- **Your task**
Each entry needs to be given again, character for character.

- **Source information**

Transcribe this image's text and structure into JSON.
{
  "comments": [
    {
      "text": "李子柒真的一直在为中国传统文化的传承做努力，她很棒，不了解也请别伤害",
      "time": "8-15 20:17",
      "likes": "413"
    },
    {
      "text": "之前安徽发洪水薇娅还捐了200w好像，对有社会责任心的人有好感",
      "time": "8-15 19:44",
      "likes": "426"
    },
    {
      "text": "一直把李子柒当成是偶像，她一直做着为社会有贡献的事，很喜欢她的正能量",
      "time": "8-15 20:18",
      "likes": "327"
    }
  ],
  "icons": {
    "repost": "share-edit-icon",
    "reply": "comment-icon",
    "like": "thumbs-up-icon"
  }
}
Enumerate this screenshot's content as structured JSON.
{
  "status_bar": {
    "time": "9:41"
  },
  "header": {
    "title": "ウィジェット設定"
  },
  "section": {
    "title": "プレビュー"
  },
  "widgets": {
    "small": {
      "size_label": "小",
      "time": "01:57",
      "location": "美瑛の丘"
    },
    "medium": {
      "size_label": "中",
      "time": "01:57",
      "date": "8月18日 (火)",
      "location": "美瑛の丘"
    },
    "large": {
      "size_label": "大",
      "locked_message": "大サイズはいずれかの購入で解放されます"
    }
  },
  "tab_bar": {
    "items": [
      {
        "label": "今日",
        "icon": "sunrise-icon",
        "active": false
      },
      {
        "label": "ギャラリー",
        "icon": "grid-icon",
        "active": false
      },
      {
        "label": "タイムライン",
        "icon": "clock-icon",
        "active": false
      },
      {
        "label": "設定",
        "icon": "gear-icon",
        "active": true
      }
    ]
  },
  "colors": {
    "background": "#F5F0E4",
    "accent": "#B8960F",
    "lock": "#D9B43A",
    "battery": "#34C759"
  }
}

- **Answer section**
Transcribe this image's text and structure into JSON.
{
  "comments": [
    {
      "text": "李子柒真的一直在为中国传统文化的传承做努力，她很棒，不了解也请别伤害",
      "time": "8-15 20:17",
      "likes": "413"
    },
    {
      "text": "之前安徽发洪水薇娅还捐了200w好像，对有社会责任心的人有好感",
      "time": "8-15 19:44",
      "likes": "426"
    },
    {
      "text": "一直把李子柒当成是偶像，她一直做着为社会有贡献的事，很喜欢她的正能量",
      "time": "8-15 20:18",
      "likes": "327"
    }
  ],
  "icons": {
    "repost": "share-edit-icon",
    "reply": "comment-icon",
    "like": "thumbs-up-icon"
  }
}
Enumerate this screenshot's content as structured JSON.
{
  "status_bar": {
    "time": "9:41"
  },
  "header": {
    "title": "ウィジェット設定"
  },
  "section": {
    "title": "プレビュー"
  },
  "widgets": {
    "small": {
      "size_label": "小",
      "time": "01:57",
      "location": "美瑛の丘"
    },
    "medium": {
      "size_label": "中",
      "time": "01:57",
      "date": "8月18日 (火)",
      "location": "美瑛の丘"
    },
    "large": {
      "size_label": "大",
      "locked_message": "大サイズはいずれかの購入で解放されます"
    }
  },
  "tab_bar": {
    "items": [
      {
        "label": "今日",
        "icon": "sunrise-icon",
        "active": false
      },
      {
        "label": "ギャラリー",
        "icon": "grid-icon",
        "active": false
      },
      {
        "label": "タイムライン",
        "icon": "clock-icon",
        "active": false
      },
      {
        "label": "設定",
        "icon": "gear-icon",
        "active": true
      }
    ]
  },
  "colors": {
    "background": "#F5F0E4",
    "accent": "#B8960F",
    "lock": "#D9B43A",
    "battery": "#34C759"
  }
}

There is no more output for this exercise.